[Data — start]
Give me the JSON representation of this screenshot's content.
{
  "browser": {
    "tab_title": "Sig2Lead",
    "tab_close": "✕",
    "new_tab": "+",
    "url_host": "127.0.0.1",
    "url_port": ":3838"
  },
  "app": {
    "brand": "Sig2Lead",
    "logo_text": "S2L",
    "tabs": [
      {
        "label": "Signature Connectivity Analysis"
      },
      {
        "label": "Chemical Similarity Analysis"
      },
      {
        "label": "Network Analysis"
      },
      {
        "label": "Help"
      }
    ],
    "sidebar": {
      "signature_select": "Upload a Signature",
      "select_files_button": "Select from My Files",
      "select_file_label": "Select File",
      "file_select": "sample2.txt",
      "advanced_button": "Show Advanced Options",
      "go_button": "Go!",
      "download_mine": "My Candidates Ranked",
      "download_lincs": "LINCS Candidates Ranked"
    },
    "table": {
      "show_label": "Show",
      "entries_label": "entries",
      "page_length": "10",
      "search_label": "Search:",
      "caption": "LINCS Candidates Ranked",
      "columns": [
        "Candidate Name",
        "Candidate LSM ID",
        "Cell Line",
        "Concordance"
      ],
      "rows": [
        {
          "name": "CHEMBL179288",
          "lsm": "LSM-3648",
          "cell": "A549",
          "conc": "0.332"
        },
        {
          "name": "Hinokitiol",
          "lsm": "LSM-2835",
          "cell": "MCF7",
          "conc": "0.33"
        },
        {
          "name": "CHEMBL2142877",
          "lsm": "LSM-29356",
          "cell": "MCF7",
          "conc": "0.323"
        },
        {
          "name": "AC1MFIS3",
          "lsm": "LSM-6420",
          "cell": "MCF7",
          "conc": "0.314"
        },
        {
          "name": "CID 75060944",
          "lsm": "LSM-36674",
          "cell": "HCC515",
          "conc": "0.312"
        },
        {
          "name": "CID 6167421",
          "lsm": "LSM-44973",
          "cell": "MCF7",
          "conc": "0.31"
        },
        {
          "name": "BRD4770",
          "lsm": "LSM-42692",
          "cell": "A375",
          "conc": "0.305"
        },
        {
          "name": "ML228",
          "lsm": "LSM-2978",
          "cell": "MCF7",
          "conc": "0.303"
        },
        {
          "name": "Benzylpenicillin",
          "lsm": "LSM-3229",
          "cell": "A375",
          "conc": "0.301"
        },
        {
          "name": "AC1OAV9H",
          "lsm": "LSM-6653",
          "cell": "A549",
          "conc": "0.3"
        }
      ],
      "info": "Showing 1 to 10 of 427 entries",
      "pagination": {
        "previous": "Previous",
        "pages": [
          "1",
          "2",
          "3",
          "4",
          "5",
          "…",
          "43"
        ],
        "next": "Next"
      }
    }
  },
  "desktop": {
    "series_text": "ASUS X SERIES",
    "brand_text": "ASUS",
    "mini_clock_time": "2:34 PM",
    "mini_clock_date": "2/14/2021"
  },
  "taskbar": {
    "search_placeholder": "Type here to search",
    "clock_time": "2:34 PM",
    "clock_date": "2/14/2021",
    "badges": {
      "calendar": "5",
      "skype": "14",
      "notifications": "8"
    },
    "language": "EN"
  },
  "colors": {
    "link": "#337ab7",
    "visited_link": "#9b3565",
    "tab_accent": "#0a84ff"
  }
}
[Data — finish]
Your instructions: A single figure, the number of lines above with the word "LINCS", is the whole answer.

Final answer: 2